Plus, this book’s what really got me honing in on conflict and how big a part it is of any good story.
The best price on this one can be found on ThriftBooks, again used, but in “very good” condition, for $9.99.
Writer’s Market 2020
Disclaimer: The contents of this book have little to do with the craft of writing, per se, but are still so useful that I had to include them in this list. The first 100 pages or so are all about how to write great queries, blog well, and develop an effective author brand, which are all very important skills for a writer to have as well, arguably almost as important as writing skills.
Then there are 200 pages of deep-dive information about agents you can query, 90+ pages on available writing contests and awards, a professional organizations glossary, and a book publishers subject index. Even if you’ve already consulted writersdigest.com for writing advice, this book (as big as it is) is a must-have.
This book can be tricky to get, and even trickier to get it for a good price. Trust me when I say that Amazon’s the best place to get this one, at $21.49 for a new paperback (although it is $16.49 for the Kindle version). Everywhere else, it was $26+, if they had it in stock.
Paper Hearts: Some Writing Advice and Paper Hearts Workbook, both by Beth Revis
While this book does spend plenty of time instructing about the “traditional” elements of writing craft–story structure, characters, etc.–it also delves into what writers should do if they run into a variety of obstacles, like disagreeing with a critique partner, making dialogue sound more realistic, or adjusting your book if it sounds too similar to something already published. It also talks about the inevitability of failure. In very short “chapters,” Beth Revis, who is one of my favorite YA sci-fi authors, shares nuggets of wisdom that can truly help writers in any genre.
I highly recommend getting her Paper Hearts Workbook too. Despite its title, which makes you think it’s an accompaniment to the Writing Advice book, it isn’t really. It has exercises to help you develop your distinct voice, find the beating heart of your story, and identify why you’re the best person to write the story you want to write.
The Kindle version of the Writing Advice book is $1.99 right now, as compared to $17.99 for the paperback, so, once again, I have to go back on my recommendation because that price is so good. You can get a paperback version for as low as $5.98 with free shipping from BetterWorldBooks.com, though. The workbook is $9.99 on Amazon.
Save the Cat! Writes a Novel by Jessica Brody
I talked about the popular screenwriting book this book is based off of here. This take on it isn’t just an adjustment of the 15 “beats” Save the Cat is famous for to book-length projects; it’s a definition-expanding honing of those beats within specific genres. And those genres aren’t the ones you tend to think of, like mystery or sci-fi. They’re types of stories, like “whydunits” and “dude with a problem” types.
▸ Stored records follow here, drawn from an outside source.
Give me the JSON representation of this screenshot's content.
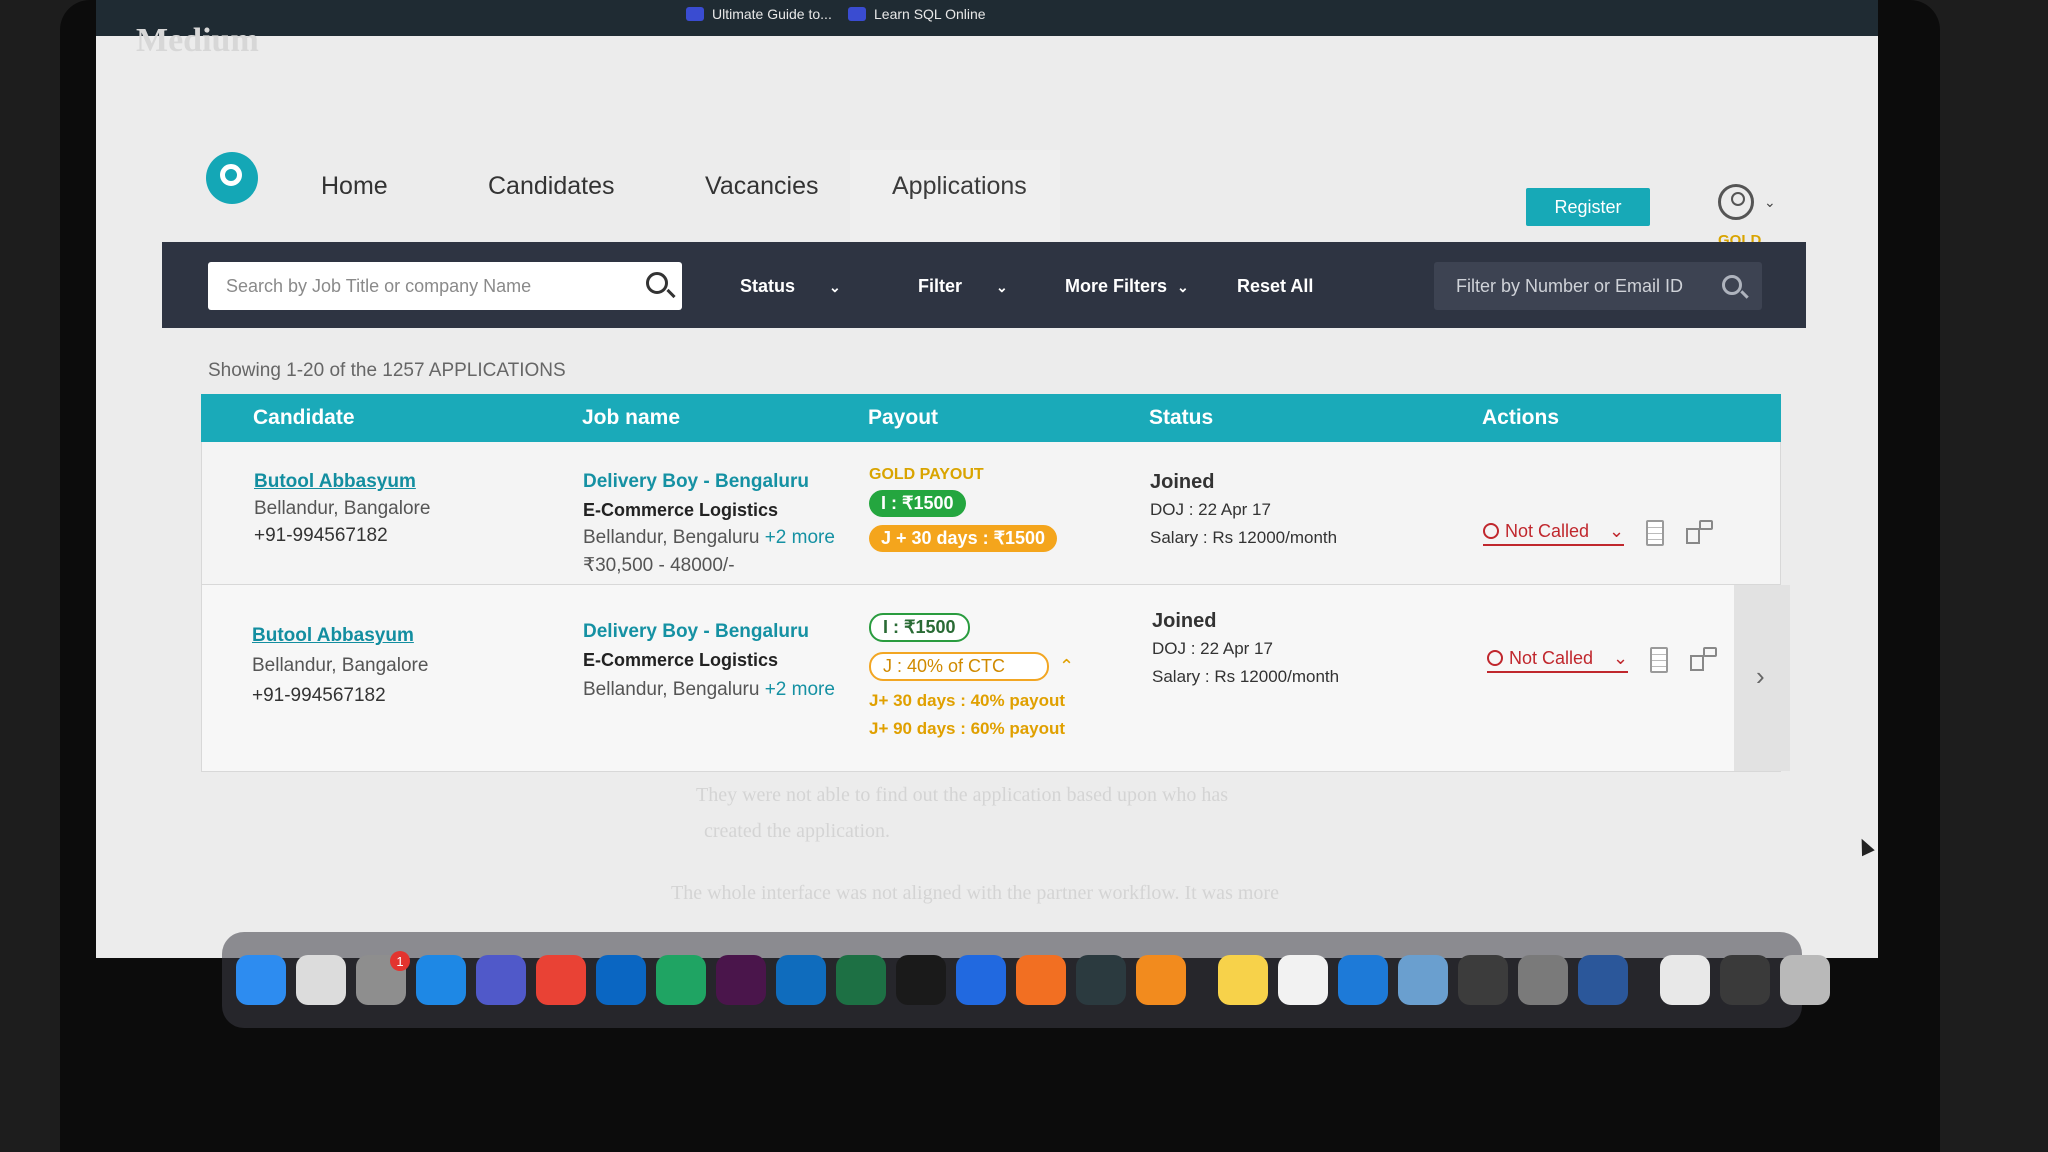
{
  "browser": {
    "tabs": [
      "Ultimate Guide to...",
      "Learn SQL Online"
    ],
    "ghost_title": "Medium"
  },
  "nav": {
    "items": [
      "Home",
      "Candidates",
      "Vacancies",
      "Applications"
    ],
    "active": "Applications",
    "register_label": "Register",
    "tier_label": "GOLD"
  },
  "filters": {
    "search_placeholder": "Search by Job Title or company Name",
    "status_label": "Status",
    "filter_label": "Filter",
    "more_filters_label": "More Filters",
    "reset_label": "Reset All",
    "number_placeholder": "Filter by Number or Email ID"
  },
  "summary": "Showing 1-20 of the 1257 APPLICATIONS",
  "table": {
    "headers": [
      "Candidate",
      "Job name",
      "Payout",
      "Status",
      "Actions"
    ],
    "rows": [
      {
        "name": "Butool Abbasyum",
        "location": "Bellandur, Bangalore",
        "phone": "+91-994567182",
        "job_title": "Delivery Boy - Bengaluru",
        "company": "E-Commerce Logistics",
        "job_location": "Bellandur, Bengaluru",
        "more": "+2 more",
        "salary_range": "₹30,500 - 48000/-",
        "payout_label": "GOLD PAYOUT",
        "payout_i": "I : ₹1500",
        "payout_j": "J + 30 days : ₹1500",
        "status": "Joined",
        "doj": "DOJ : 22 Apr 17",
        "salary": "Salary : Rs 12000/month",
        "call_status": "Not Called"
      },
      {
        "name": "Butool Abbasyum",
        "location": "Bellandur, Bangalore",
        "phone": "+91-994567182",
        "job_title": "Delivery Boy - Bengaluru",
        "company": "E-Commerce Logistics",
        "job_location": "Bellandur, Bengaluru",
        "more": "+2 more",
        "payout_i": "I : ₹1500",
        "payout_j": "J : 40% of CTC",
        "note1": "J+ 30 days : 40% payout",
        "note2": "J+ 90 days : 60% payout",
        "status": "Joined",
        "doj": "DOJ : 22 Apr 17",
        "salary": "Salary : Rs 12000/month",
        "call_status": "Not Called"
      }
    ]
  },
  "background_notes": [
    "They were not able to find out the application based upon who has",
    "created the application.",
    "The whole interface was not aligned with the partner workflow. It was more"
  ],
  "dock": {
    "icons": [
      "finder-icon",
      "launchpad-icon",
      "system-settings-icon",
      "app-store-icon",
      "teams-icon",
      "chrome-icon",
      "vscode-icon",
      "pycharm-icon",
      "slack-icon",
      "outlook-icon",
      "excel-icon",
      "terminal-icon",
      "maps-pin-icon",
      "pen-icon",
      "arrow-app-icon",
      "vpn-icon",
      "notes-icon",
      "textedit-icon",
      "docker-icon",
      "preview-icon",
      "box-icon",
      "sequel-icon",
      "word-icon",
      "document-icon",
      "scanner-icon",
      "trash-icon"
    ],
    "settings_badge": "1",
    "colors": [
      "#2d8cf0",
      "#dcdcdc",
      "#8e8e8e",
      "#1e88e5",
      "#5059c9",
      "#e94235",
      "#0a66c2",
      "#1fa463",
      "#4a154b",
      "#0f6cbd",
      "#1d7044",
      "#1a1a1a",
      "#2169e0",
      "#f26f22",
      "#2b3a3f",
      "#f28b1e",
      "#f7d24a",
      "#f2f2f2",
      "#1d7ad8",
      "#6a9fcf",
      "#3c3c3c",
      "#7a7a7a",
      "#2b579a",
      "#e8e8e8",
      "#3a3a3a",
      "#b9b9b9"
    ]
  }
}
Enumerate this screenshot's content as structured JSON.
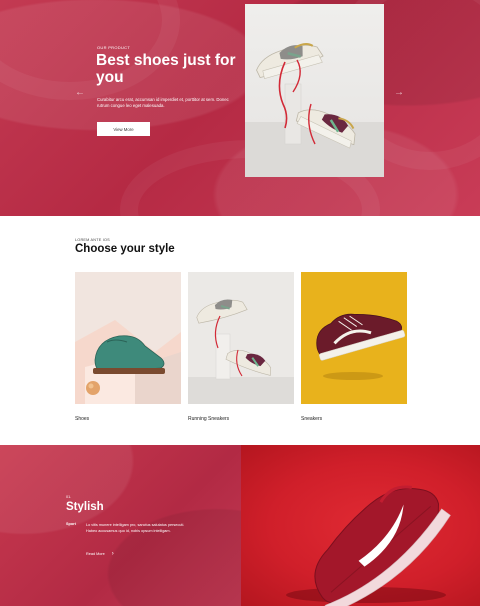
{
  "hero": {
    "eyebrow": "OUR PRODUCT",
    "title": "Best shoes just for you",
    "description": "Curabitur arcu erat, accumsan id imperdiet et, porttitor at sem. Donec rutrum congue leo eget malesuada.",
    "button_label": "View More",
    "prev_icon": "arrow-left-icon",
    "next_icon": "arrow-right-icon"
  },
  "style_section": {
    "eyebrow": "LOREM ANTE IOS",
    "title": "Choose your style",
    "cards": [
      {
        "label": "Shoes"
      },
      {
        "label": "Running Sneakers"
      },
      {
        "label": "Sneakers"
      }
    ]
  },
  "feature": {
    "number": "01.",
    "title": "Stylish",
    "tag": "Sport",
    "description": "Lo vitis munere intelligam pro, sanctus salutatus persecuti. Habeo accusamus quo id, nobis opsum intelligam.",
    "read_more": "Read More"
  },
  "colors": {
    "hero_red": "#c33a52",
    "accent_red": "#d01f2a",
    "mustard": "#e8b21c"
  }
}
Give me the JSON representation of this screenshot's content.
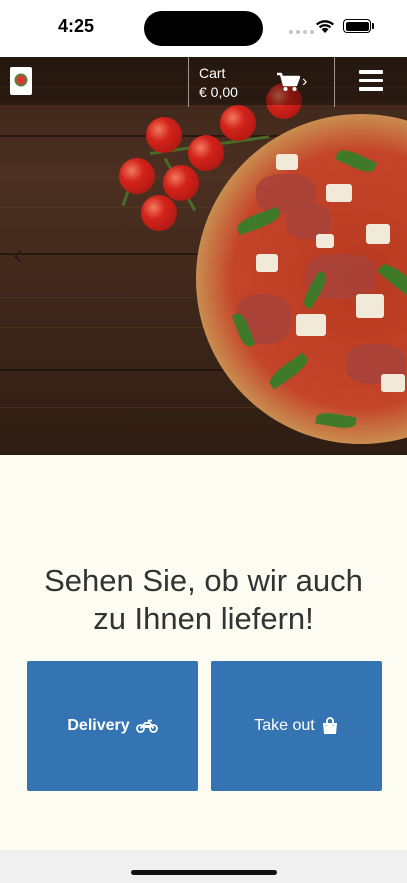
{
  "status_bar": {
    "time": "4:25",
    "icons": [
      "signal-dots-icon",
      "wifi-icon",
      "battery-icon"
    ]
  },
  "header": {
    "logo": "restaurant-logo",
    "cart": {
      "label": "Cart",
      "total": "€ 0,00",
      "icon": "shopping-cart-icon",
      "chevron": "›"
    },
    "menu_icon": "hamburger-menu-icon"
  },
  "hero": {
    "prev_arrow": "‹",
    "image": "pizza-on-wooden-table"
  },
  "main": {
    "headline_line1": "Sehen Sie, ob wir auch",
    "headline_line2": "zu Ihnen liefern!",
    "buttons": {
      "delivery_label": "Delivery",
      "delivery_icon": "motorcycle-icon",
      "takeout_label": "Take out",
      "takeout_icon": "shopping-bag-icon"
    }
  },
  "colors": {
    "accent": "#3474b3",
    "background": "#fdfcf3",
    "headline": "#333333"
  }
}
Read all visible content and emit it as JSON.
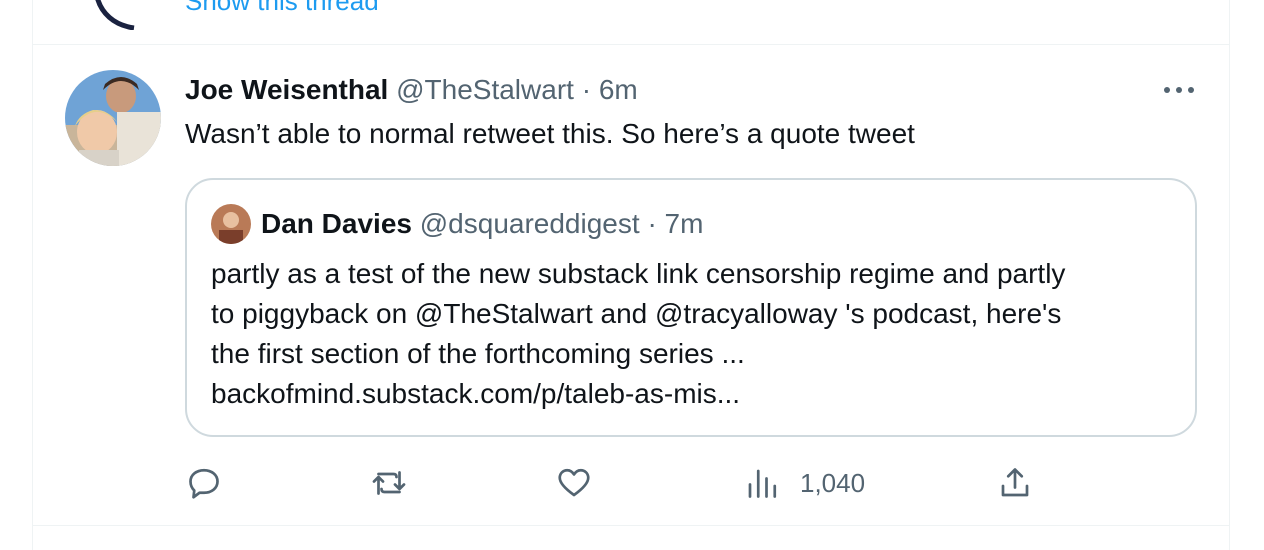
{
  "thread": {
    "show_thread_label": "Show this thread"
  },
  "tweet": {
    "author_name": "Joe Weisenthal",
    "author_handle": "@TheStalwart",
    "separator": "·",
    "timestamp": "6m",
    "text": "Wasn’t able to normal retweet this. So here’s a quote tweet"
  },
  "quoted": {
    "author_name": "Dan Davies",
    "author_handle": "@dsquareddigest",
    "separator": "·",
    "timestamp": "7m",
    "lines": [
      "partly as a test of the new substack link censorship regime and partly",
      "to piggyback on @TheStalwart and @tracyalloway 's podcast, here's",
      "the first section of the forthcoming series ...",
      "backofmind.substack.com/p/taleb-as-mis..."
    ]
  },
  "actions": {
    "reply_icon": "reply-icon",
    "retweet_icon": "retweet-icon",
    "like_icon": "heart-icon",
    "views_icon": "views-chart-icon",
    "views_count": "1,040",
    "share_icon": "share-icon"
  },
  "colors": {
    "accent": "#1d9bf0",
    "text": "#0f1419",
    "muted": "#536471",
    "border": "#cfd9de"
  }
}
StCWaN explores the beats in-depth within each of ten possible story types.
It also expands greatly on the Finale beat, which wasn’t explained in great length in the original screenwriting book, but which needs so much more explanation because this beat usually takes up a large portion of the climax of any book.
The best price for a new paperback version of Save the Cat! Writes a Novel is $11.75 on Amazon.
So there you go! Will mastering all of the techniques taught in these books guarantee that you get published? Probably not. They haven’t yet for me. Will they help you, if you’re a writer with a Big Dream like mine, get further along on your writing journey, maybe expand your view of the path? You betcha.